K.J. Kearney works as a teacher’s assistant in the fourth and fifth grades at Daniel Jenkins Creative Learning Center, an alternative behavior middle school with the Title I distinction in North Charleston.
Several years ago, before entering the public school district, Kearney started H1GHER LEARNING, a nonprofit that gives kids a pair of nice sneakers. Initially, the non-profit only gifted students with cool shoes they would otherwise never get, but in the spring of 2015, H1GHER LEARNING took a more academic turn. Kearney says, “What I learned from giving away over 100 pairs of shoes is that it doesn’t really mean anything after the initial gift. For some of the kids it wasn’t even enough incentive to help them change anything, and I didn’t want to keep it up if giving shoes away wasn’t going to make a difference.”
So, now H1GHER LEARNING is a 12-week program offered to kids in Title I schools that teaches life skills using elements found in hip hop. At completion of the program, H1GHER LEARNING still rewards its successful participants with sneakers, and, recently, Kearney has furthered his message by penning a children’s book, Rosie and the Golden Sneakers, which also "uses sneakers to teach the value of being an individual and the value of hard work.”
Kearney says this story is a direct result of his experience in both teaching and with H1GHER LEARNING. In its pages, Rosie has her eye on a pair of golden sneakers that her parents cannot afford, so with a job as Charlestonian in nature as it gets—folding palmetto roses—Rosie raises funds and is rewarded.

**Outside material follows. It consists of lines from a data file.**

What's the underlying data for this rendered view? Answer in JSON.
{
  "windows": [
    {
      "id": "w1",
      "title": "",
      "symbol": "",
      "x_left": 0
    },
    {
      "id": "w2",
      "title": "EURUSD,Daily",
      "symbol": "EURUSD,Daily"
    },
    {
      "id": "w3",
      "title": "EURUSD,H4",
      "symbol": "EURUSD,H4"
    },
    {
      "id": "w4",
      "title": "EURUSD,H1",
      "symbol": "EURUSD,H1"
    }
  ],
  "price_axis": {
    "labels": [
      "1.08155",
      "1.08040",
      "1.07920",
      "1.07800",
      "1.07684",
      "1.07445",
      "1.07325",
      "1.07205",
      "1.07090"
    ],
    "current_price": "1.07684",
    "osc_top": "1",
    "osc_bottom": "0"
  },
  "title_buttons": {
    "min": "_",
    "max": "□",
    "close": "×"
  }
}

On the whole, with experience navigating the pubic school system in a racially-charged city, Rosie is one of the success stories in Kearney’s life.